18 Nov 2011

Tea tape man wants court to decide whether chat was private

5:35 pm on 18 November 2011

Bradley Ambrose recorded what was said by the National Party leader and ACT's Epsom candidate when the pair met in an Auckland cafe last Friday.

Mr Ambrose's civil lawyer Davey Salmon, says a teleconference was held with a judge on Friday afternoon and a hearing has been scheduled for Tuesday morning in the High Court at Auckland.

He says John Key, the Attorney-General, TV3 and the Herald on Sunday were also represented on the phone call.

A spokesperson for the Solicitor-General has confirmed he will be in court on Tuesday to represent the Attorney-General, but wouldn't reveal what role he will play in proceedings.

Mr Key has laid a complaint against Mr Ambrose, claiming the conversation with Mr Banks was illegally recorded.

Mr Ambrose's criminal lawyer Ron Mansfield told Morning Report in no way can the discussion be regarded as secret.

"What took place wasn't a private communication.
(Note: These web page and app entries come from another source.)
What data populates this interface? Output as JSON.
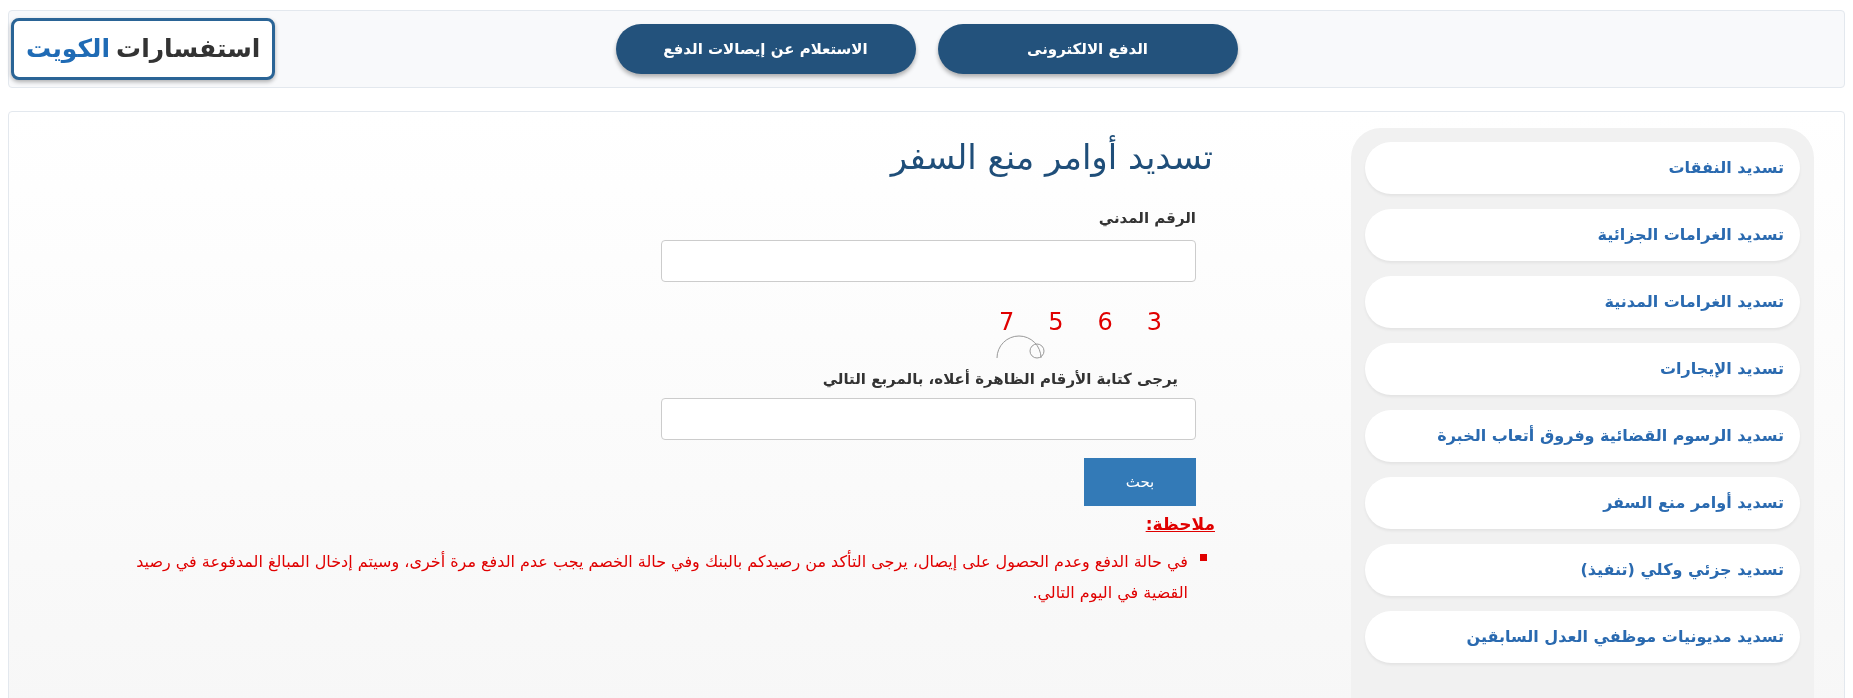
{
  "header": {
    "logo": {
      "text_main": "استفسارات",
      "text_accent": "الكويت"
    },
    "nav_buttons": [
      {
        "label": "الدفع الالكترونى"
      },
      {
        "label": "الاستعلام عن إيصالات الدفع"
      }
    ]
  },
  "sidebar": {
    "items": [
      "تسديد النفقات",
      "تسديد الغرامات الجزائية",
      "تسديد الغرامات المدنية",
      "تسديد الإيجارات",
      "تسديد الرسوم القضائية وفروق أتعاب الخبرة",
      "تسديد أوامر منع السفر",
      "تسديد جزئي وكلي (تنفيذ)",
      "تسديد مديونيات موظفي العدل السابقين"
    ]
  },
  "form": {
    "title": "تسديد أوامر منع السفر",
    "civil_id_field": {
      "label": "الرقم المدني"
    },
    "captcha": {
      "digits": [
        "3",
        "6",
        "5",
        "7"
      ]
    },
    "captcha_field": {
      "label": "يرجى كتابة الأرقام الظاهرة أعلاه، بالمربع التالي"
    },
    "search_button": {
      "label": "بحث"
    }
  },
  "note": {
    "title": "ملاحظة:",
    "items": [
      "في حالة الدفع وعدم الحصول على إيصال، يرجى التأكد من رصيدكم بالبنك وفي حالة الخصم يجب عدم الدفع مرة أخرى، وسيتم إدخال المبالغ المدفوعة في رصيد القضية في اليوم التالي."
    ]
  }
}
What we say it was was a public event where media were invited along to for political gain for those who were holding it," he says.

Mr Mansfield says his client has been described by politicians as unethical and is considering suing for defamation.

He says the controversy is affecting Mr Ambrose's work prospects.

Police demands questioned

Police are demanding Radio New Zealand and three other news outlets hand over unpublished material and other information relating to the recording and say search warrants are likely to be issued.

Wellington media lawyer Peter McKnight told Morning Report that is a new step for police.

He says they will have to convince a district court judge to issue the search warrants.

Victoria University law lecturer Steven Price told Morning Report the police are taking an extreme measure.

The concerns are shared by the International Federation of Journalists, which is condemning the demands made by police.

The federation's Asia-Pacific director, Jacqueline Park, says there are ethical questions about how the recording was made but the police action could be interpreted as an attempt to suppress media freedom.